▶ [Work request]: Count the lines in the listing below that hold the string "JSON". Reply with the number alone.

▶ [Data shown]:
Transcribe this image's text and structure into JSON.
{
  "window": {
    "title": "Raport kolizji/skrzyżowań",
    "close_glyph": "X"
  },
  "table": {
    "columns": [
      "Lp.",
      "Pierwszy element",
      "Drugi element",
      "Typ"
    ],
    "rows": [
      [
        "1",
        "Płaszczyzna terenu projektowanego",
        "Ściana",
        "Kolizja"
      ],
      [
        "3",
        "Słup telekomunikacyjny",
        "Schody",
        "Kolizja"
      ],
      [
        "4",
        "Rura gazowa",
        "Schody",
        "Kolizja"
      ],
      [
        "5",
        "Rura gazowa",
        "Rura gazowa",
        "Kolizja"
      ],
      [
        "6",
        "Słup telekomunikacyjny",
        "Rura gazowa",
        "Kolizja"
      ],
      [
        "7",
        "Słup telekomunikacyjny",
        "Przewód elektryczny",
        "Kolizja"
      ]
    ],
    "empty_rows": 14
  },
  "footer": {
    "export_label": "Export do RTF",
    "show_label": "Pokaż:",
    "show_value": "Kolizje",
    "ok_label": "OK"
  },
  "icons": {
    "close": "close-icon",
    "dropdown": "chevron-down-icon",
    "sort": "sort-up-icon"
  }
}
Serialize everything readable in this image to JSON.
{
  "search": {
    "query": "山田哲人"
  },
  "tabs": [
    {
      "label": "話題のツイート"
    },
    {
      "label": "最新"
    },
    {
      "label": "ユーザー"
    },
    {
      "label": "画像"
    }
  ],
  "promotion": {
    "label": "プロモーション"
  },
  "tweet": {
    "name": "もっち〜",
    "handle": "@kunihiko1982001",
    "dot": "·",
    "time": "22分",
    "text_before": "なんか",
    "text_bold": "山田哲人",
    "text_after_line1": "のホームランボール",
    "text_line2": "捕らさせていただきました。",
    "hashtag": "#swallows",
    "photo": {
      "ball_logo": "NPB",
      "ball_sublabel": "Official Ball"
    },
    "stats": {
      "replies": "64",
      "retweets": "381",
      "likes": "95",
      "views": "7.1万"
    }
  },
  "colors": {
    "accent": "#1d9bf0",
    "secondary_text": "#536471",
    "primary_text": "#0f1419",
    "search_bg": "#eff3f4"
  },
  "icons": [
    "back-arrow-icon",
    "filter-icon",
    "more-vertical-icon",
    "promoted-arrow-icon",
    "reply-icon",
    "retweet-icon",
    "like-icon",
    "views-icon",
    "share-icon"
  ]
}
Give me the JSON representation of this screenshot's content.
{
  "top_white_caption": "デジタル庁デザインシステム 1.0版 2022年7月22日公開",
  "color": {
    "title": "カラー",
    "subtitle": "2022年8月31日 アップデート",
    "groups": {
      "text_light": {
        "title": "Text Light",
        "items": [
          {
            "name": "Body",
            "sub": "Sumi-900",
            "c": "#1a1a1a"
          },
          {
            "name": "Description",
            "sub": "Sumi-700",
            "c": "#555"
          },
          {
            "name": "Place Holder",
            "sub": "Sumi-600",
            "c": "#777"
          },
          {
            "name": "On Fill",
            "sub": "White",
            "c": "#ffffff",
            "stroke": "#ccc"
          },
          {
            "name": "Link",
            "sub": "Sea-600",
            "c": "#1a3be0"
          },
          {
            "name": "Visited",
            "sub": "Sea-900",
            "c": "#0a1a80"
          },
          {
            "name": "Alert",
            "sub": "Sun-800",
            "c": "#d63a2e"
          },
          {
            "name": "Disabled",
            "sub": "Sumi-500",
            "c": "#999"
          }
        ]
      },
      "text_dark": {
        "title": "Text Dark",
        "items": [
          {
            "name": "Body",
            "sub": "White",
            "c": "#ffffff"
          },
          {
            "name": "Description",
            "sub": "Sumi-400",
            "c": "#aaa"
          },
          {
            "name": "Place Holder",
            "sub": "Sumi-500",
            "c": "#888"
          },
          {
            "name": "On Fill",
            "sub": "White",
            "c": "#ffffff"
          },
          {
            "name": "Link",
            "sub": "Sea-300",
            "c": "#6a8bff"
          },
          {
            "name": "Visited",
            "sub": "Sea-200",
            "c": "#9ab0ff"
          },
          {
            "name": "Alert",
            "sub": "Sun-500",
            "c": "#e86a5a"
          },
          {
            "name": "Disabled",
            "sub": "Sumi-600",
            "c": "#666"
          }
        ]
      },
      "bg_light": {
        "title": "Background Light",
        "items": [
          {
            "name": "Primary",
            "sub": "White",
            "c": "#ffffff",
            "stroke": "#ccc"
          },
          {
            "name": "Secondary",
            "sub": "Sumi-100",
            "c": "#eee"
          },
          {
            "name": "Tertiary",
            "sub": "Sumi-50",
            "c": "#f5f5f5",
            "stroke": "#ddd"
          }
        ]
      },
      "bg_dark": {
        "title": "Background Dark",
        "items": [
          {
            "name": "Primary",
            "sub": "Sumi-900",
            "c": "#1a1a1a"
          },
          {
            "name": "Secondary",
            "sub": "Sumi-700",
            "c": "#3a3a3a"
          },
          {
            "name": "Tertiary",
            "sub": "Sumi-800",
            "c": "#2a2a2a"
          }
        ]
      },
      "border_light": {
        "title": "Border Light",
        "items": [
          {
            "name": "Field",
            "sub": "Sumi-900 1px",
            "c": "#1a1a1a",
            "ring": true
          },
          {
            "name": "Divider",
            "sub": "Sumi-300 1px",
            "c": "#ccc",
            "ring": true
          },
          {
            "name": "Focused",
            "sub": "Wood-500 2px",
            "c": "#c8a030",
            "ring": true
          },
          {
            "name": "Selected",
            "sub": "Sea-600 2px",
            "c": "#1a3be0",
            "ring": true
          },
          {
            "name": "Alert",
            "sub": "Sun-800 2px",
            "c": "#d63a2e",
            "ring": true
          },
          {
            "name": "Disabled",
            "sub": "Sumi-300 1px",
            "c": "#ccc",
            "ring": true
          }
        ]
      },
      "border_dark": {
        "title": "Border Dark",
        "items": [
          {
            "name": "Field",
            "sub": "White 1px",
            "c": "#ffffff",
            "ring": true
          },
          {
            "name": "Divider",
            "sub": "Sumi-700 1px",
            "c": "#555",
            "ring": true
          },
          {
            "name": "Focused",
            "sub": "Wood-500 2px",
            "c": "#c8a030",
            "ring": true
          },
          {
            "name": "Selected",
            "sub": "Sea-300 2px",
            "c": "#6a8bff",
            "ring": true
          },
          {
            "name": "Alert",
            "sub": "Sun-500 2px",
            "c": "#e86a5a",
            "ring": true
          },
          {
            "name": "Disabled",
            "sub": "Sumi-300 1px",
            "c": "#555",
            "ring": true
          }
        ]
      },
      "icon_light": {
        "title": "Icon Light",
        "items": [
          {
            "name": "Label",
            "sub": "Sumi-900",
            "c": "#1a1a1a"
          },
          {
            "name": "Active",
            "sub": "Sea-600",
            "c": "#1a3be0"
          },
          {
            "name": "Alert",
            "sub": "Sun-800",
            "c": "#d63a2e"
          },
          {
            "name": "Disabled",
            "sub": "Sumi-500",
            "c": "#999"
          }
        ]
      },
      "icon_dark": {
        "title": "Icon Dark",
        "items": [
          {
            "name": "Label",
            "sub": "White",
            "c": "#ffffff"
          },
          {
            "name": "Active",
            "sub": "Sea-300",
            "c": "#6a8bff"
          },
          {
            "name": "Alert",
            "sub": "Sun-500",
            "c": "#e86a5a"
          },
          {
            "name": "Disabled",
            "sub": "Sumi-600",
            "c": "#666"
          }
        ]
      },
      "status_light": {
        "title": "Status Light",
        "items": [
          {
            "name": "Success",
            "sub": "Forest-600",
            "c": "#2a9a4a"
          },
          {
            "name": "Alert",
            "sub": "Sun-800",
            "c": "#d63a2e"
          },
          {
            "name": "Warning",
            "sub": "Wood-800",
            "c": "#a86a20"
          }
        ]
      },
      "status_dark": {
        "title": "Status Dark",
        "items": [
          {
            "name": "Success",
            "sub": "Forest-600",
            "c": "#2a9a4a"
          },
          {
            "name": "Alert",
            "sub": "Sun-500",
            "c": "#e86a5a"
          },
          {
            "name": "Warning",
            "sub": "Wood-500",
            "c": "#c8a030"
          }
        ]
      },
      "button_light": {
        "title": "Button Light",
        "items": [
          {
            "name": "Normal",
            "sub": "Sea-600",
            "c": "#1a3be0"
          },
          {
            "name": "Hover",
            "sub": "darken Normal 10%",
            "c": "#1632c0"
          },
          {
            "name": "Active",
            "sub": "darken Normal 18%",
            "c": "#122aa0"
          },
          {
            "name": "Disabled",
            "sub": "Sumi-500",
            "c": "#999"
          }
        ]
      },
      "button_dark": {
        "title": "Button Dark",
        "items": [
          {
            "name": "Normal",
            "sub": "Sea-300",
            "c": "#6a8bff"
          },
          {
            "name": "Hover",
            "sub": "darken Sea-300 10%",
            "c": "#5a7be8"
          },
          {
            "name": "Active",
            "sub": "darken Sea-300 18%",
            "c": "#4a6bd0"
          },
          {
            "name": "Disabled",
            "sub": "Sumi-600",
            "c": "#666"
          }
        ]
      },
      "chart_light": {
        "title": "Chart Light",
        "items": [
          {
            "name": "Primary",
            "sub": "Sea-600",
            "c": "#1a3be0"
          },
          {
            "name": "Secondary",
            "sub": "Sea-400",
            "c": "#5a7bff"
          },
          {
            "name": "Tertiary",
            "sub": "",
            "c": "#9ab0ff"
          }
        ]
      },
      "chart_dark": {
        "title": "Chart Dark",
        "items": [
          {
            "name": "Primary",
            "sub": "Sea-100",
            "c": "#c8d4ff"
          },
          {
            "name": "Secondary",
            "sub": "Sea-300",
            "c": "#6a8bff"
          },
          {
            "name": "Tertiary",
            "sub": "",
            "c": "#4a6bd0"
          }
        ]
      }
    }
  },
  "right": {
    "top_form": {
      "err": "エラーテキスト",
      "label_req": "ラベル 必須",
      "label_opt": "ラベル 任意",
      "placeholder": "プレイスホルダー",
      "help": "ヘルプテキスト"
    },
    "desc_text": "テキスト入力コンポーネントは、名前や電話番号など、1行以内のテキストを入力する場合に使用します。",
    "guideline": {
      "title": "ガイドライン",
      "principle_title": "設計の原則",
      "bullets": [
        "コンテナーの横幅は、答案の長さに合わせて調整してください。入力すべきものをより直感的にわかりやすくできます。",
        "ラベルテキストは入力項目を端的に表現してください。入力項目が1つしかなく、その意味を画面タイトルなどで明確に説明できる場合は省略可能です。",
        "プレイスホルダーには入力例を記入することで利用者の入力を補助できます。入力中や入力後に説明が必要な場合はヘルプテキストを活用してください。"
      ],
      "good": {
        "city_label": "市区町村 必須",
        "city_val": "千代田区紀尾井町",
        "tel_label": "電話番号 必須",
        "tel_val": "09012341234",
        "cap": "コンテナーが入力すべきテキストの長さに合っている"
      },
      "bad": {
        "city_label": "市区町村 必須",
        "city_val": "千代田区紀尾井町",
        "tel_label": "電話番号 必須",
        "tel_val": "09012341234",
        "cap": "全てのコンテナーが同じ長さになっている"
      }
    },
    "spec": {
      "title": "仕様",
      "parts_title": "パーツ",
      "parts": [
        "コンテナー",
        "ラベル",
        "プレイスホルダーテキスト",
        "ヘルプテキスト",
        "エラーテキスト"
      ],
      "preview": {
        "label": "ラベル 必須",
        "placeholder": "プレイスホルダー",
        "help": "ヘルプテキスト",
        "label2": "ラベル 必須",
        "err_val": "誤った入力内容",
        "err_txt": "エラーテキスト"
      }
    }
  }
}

▶ [Result]: 3